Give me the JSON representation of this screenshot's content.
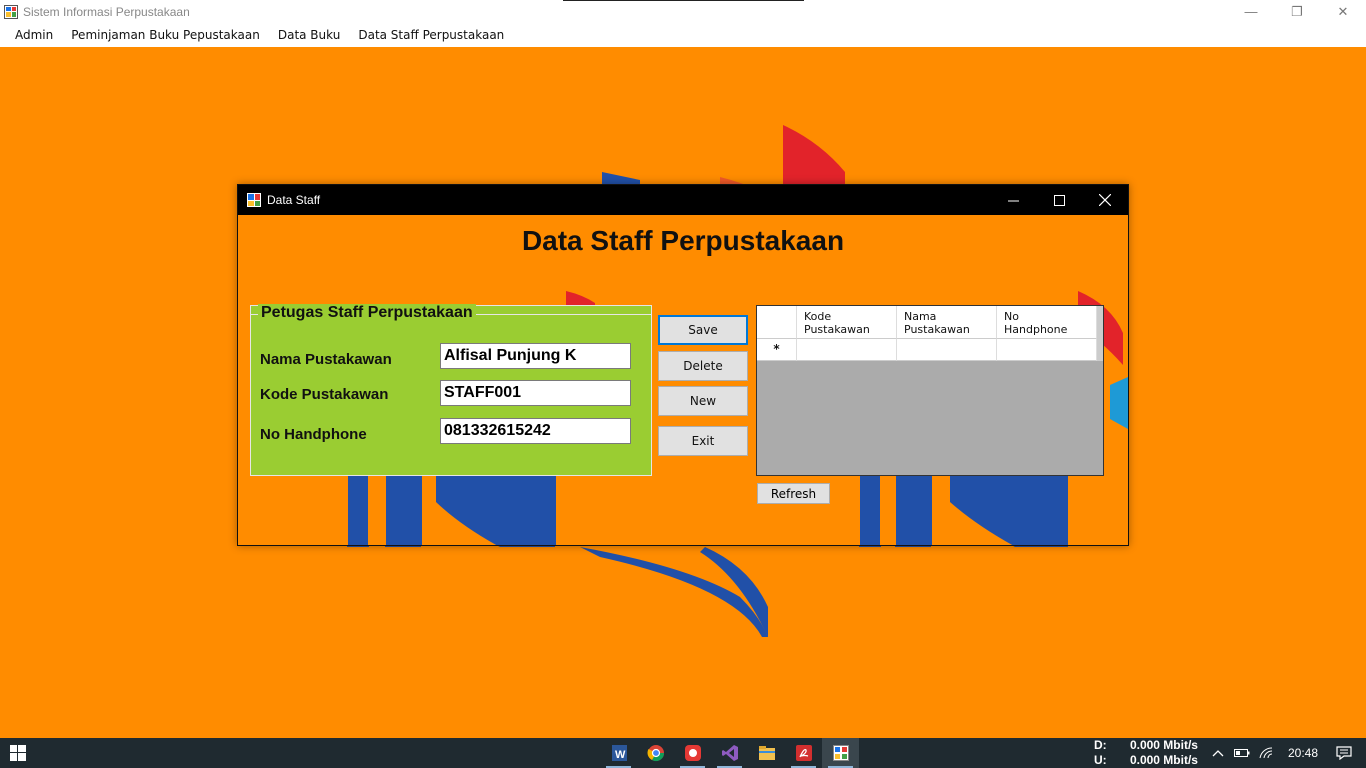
{
  "app": {
    "title": "Sistem Informasi Perpustakaan"
  },
  "menu": [
    "Admin",
    "Peminjaman Buku Pepustakaan",
    "Data Buku",
    "Data Staff Perpustakaan"
  ],
  "dialog": {
    "title": "Data Staff",
    "heading": "Data Staff Perpustakaan",
    "group": {
      "legend": "Petugas Staff Perpustakaan",
      "fields": [
        {
          "label": "Nama Pustakawan",
          "value": "Alfisal Punjung K"
        },
        {
          "label": "Kode Pustakawan",
          "value": "STAFF001"
        },
        {
          "label": "No Handphone",
          "value": "081332615242"
        }
      ]
    },
    "buttons": {
      "save": "Save",
      "delete": "Delete",
      "new": "New",
      "exit": "Exit",
      "refresh": "Refresh"
    },
    "grid": {
      "columns": [
        {
          "line1": "Kode",
          "line2": "Pustakawan"
        },
        {
          "line1": "Nama",
          "line2": "Pustakawan"
        },
        {
          "line1": "No",
          "line2": "Handphone"
        }
      ],
      "new_row_marker": "*"
    }
  },
  "taskbar": {
    "net_down_label": "D:",
    "net_down_value": "0.000 Mbit/s",
    "net_up_label": "U:",
    "net_up_value": "0.000 Mbit/s",
    "clock": "20:48",
    "apps": [
      "word-icon",
      "chrome-icon",
      "screen-recorder-icon",
      "visual-studio-icon",
      "file-explorer-icon",
      "pdf-reader-icon",
      "library-app-icon"
    ]
  },
  "colors": {
    "background": "#ff8c00",
    "group_panel": "#9acd32",
    "accent_blue": "#2150a8",
    "accent_red": "#e2232a"
  }
}
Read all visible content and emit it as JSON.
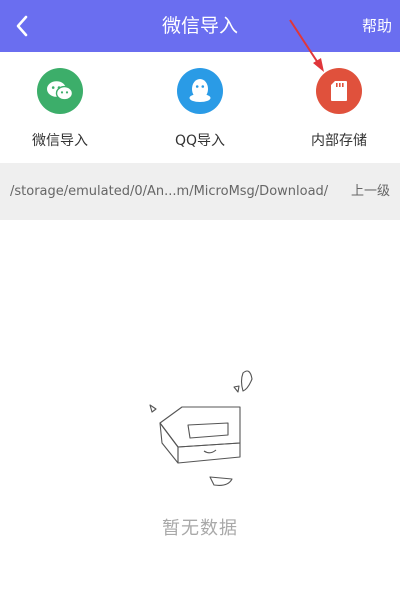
{
  "header": {
    "title": "微信导入",
    "help_label": "帮助"
  },
  "sources": [
    {
      "label": "微信导入",
      "icon": "wechat-icon",
      "color": "#3cae6a"
    },
    {
      "label": "QQ导入",
      "icon": "qq-icon",
      "color": "#2a9be6"
    },
    {
      "label": "内部存储",
      "icon": "sd-card-icon",
      "color": "#e0513c"
    }
  ],
  "pathbar": {
    "path": "/storage/emulated/0/An...m/MicroMsg/Download/",
    "up_label": "上一级"
  },
  "empty_state": {
    "message": "暂无数据"
  },
  "colors": {
    "header_bg": "#6a6ef0",
    "annotation_arrow": "#e0363a"
  }
}
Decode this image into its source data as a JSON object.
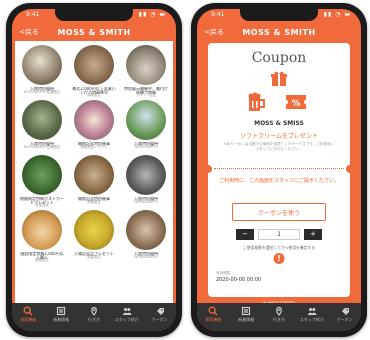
{
  "left_screen": {
    "status_time": "9:41",
    "status_icons": "▮▮ ◔ ▬",
    "back_label": "<戻る",
    "title": "MOSS & SMITH",
    "tiles": [
      {
        "title": "入館特別優待",
        "subtitle": "MOSS&SMITH店舗限定"
      },
      {
        "title": "株式2,000円以上お買い上げで特典進呈",
        "subtitle": "期間限定"
      },
      {
        "title": "特別展示開催中、着付け体験で特典",
        "subtitle": "スタッフ限定"
      },
      {
        "title": "入館特別優待",
        "subtitle": "MOSS&SMITH店舗限定"
      },
      {
        "title": "開館記念特別催事",
        "subtitle": "期間限定イベント"
      },
      {
        "title": "入館特別優待",
        "subtitle": "MOSS&SMITH"
      },
      {
        "title": "期間限定特典ポストカードプレゼント",
        "subtitle": "数量限定"
      },
      {
        "title": "開館記念特別催事",
        "subtitle": "期間限定"
      },
      {
        "title": "入館特別優待",
        "subtitle": "MOSS&SMITH"
      },
      {
        "title": "施設限定特典2,000円以上購入",
        "subtitle": "期間限定"
      },
      {
        "title": "入場記念品プレゼント",
        "subtitle": "数量限定"
      },
      {
        "title": "入館特別優待",
        "subtitle": "MOSS&SMITH"
      }
    ]
  },
  "tabs": [
    {
      "label": "探索機能",
      "icon": "search-icon"
    },
    {
      "label": "新着情報",
      "icon": "news-icon"
    },
    {
      "label": "行き方",
      "icon": "pin-icon"
    },
    {
      "label": "スタッフ紹介",
      "icon": "people-icon"
    },
    {
      "label": "クーポン",
      "icon": "coupon-icon"
    }
  ],
  "right_screen": {
    "status_time": "9:41",
    "status_icons": "▮▮ ◔ ▬",
    "back_label": "<戻る",
    "title": "MOSS & SMITH",
    "coupon_title": "Coupon",
    "brand": "MOSS & SMISS",
    "offer": "ソフトクリームをプレゼント",
    "description": "※本クーポンは当館での使用を前提としたサービスです。ご利用前にスタッフにお伝えください。",
    "notice": "ご利用時に、この画面をスタッフにご提示ください。",
    "use_button": "クーポンを使う",
    "quantity": "1",
    "minus": "−",
    "plus": "+",
    "confirm_text": "ご使用枚数を選択してから使用を確定する",
    "alert_icon": "!",
    "expiry_label": "有効期限",
    "expiry_date": "2020-00-00 00:00",
    "footer": "© MOSS&SMITH"
  },
  "colors": {
    "accent": "#f06a3b",
    "tabbar": "#333333"
  }
}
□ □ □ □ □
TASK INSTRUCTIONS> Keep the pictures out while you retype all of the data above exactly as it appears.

TASK RESULT>
Give me the JSON representation of this screenshot's content.
{
  "app": {
    "title": "Sistem Informasi Perpustakaan"
  },
  "menu": [
    "Admin",
    "Peminjaman Buku Pepustakaan",
    "Data Buku",
    "Data Staff Perpustakaan"
  ],
  "dialog": {
    "title": "Data Staff",
    "heading": "Data Staff Perpustakaan",
    "group": {
      "legend": "Petugas Staff Perpustakaan",
      "fields": [
        {
          "label": "Nama Pustakawan",
          "value": "Alfisal Punjung K"
        },
        {
          "label": "Kode Pustakawan",
          "value": "STAFF001"
        },
        {
          "label": "No Handphone",
          "value": "081332615242"
        }
      ]
    },
    "buttons": {
      "save": "Save",
      "delete": "Delete",
      "new": "New",
      "exit": "Exit",
      "refresh": "Refresh"
    },
    "grid": {
      "columns": [
        {
          "line1": "Kode",
          "line2": "Pustakawan"
        },
        {
          "line1": "Nama",
          "line2": "Pustakawan"
        },
        {
          "line1": "No",
          "line2": "Handphone"
        }
      ],
      "new_row_marker": "*"
    }
  },
  "taskbar": {
    "net_down_label": "D:",
    "net_down_value": "0.000 Mbit/s",
    "net_up_label": "U:",
    "net_up_value": "0.000 Mbit/s",
    "clock": "20:48",
    "apps": [
      "word-icon",
      "chrome-icon",
      "screen-recorder-icon",
      "visual-studio-icon",
      "file-explorer-icon",
      "pdf-reader-icon",
      "library-app-icon"
    ]
  },
  "colors": {
    "background": "#ff8c00",
    "group_panel": "#9acd32",
    "accent_blue": "#2150a8",
    "accent_red": "#e2232a"
  }
}
Read all visible content and emit it as JSON.
{
  "header": {
    "title": "微信导入",
    "help_label": "帮助"
  },
  "sources": [
    {
      "label": "微信导入",
      "icon": "wechat-icon",
      "color": "#3cae6a"
    },
    {
      "label": "QQ导入",
      "icon": "qq-icon",
      "color": "#2a9be6"
    },
    {
      "label": "内部存储",
      "icon": "sd-card-icon",
      "color": "#e0513c"
    }
  ],
  "pathbar": {
    "path": "/storage/emulated/0/An...m/MicroMsg/Download/",
    "up_label": "上一级"
  },
  "empty_state": {
    "message": "暂无数据"
  },
  "colors": {
    "header_bg": "#6a6ef0",
    "annotation_arrow": "#e0363a"
  }
}
Decode this image into its source data as a JSON object.
{
  "left_screen": {
    "status_time": "9:41",
    "status_icons": "▮▮ ◔ ▬",
    "back_label": "<戻る",
    "title": "MOSS & SMITH",
    "tiles": [
      {
        "title": "入館特別優待",
        "subtitle": "MOSS&SMITH店舗限定"
      },
      {
        "title": "株式2,000円以上お買い上げで特典進呈",
        "subtitle": "期間限定"
      },
      {
        "title": "特別展示開催中、着付け体験で特典",
        "subtitle": "スタッフ限定"
      },
      {
        "title": "入館特別優待",
        "subtitle": "MOSS&SMITH店舗限定"
      },
      {
        "title": "開館記念特別催事",
        "subtitle": "期間限定イベント"
      },
      {
        "title": "入館特別優待",
        "subtitle": "MOSS&SMITH"
      },
      {
        "title": "期間限定特典ポストカードプレゼント",
        "subtitle": "数量限定"
      },
      {
        "title": "開館記念特別催事",
        "subtitle": "期間限定"
      },
      {
        "title": "入館特別優待",
        "subtitle": "MOSS&SMITH"
      },
      {
        "title": "施設限定特典2,000円以上購入",
        "subtitle": "期間限定"
      },
      {
        "title": "入場記念品プレゼント",
        "subtitle": "数量限定"
      },
      {
        "title": "入館特別優待",
        "subtitle": "MOSS&SMITH"
      }
    ]
  },
  "tabs": [
    {
      "label": "探索機能",
      "icon": "search-icon"
    },
    {
      "label": "新着情報",
      "icon": "news-icon"
    },
    {
      "label": "行き方",
      "icon": "pin-icon"
    },
    {
      "label": "スタッフ紹介",
      "icon": "people-icon"
    },
    {
      "label": "クーポン",
      "icon": "coupon-icon"
    }
  ],
  "right_screen": {
    "status_time": "9:41",
    "status_icons": "▮▮ ◔ ▬",
    "back_label": "<戻る",
    "title": "MOSS & SMITH",
    "coupon_title": "Coupon",
    "brand": "MOSS & SMISS",
    "offer": "ソフトクリームをプレゼント",
    "description": "※本クーポンは当館での使用を前提としたサービスです。ご利用前にスタッフにお伝えください。",
    "notice": "ご利用時に、この画面をスタッフにご提示ください。",
    "use_button": "クーポンを使う",
    "quantity": "1",
    "minus": "−",
    "plus": "+",
    "confirm_text": "ご使用枚数を選択してから使用を確定する",
    "alert_icon": "!",
    "expiry_label": "有効期限",
    "expiry_date": "2020-00-00 00:00",
    "footer": "© MOSS&SMITH"
  },
  "colors": {
    "accent": "#f06a3b",
    "tabbar": "#333333"
  }
}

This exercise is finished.